▶ _AIM OF THE EXERCISE_
Search each line below for the word "Διακομιστής" and list those that contain it.
(DATA EXTRACTS begins)
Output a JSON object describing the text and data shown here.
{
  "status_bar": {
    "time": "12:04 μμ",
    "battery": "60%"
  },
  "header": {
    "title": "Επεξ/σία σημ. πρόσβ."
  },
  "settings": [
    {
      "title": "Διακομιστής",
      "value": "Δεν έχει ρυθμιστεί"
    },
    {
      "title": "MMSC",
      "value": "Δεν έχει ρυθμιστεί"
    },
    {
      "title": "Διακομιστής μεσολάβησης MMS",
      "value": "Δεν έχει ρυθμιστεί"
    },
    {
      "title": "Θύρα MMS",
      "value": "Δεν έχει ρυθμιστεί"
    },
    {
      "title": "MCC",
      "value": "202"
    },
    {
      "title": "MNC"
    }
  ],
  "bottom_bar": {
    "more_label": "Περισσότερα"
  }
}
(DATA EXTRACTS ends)
▶ _ANSWER TO THIS PROBLEM_
      "title": "Διακομιστής",
      "title": "Διακομιστής μεσολάβησης MMS",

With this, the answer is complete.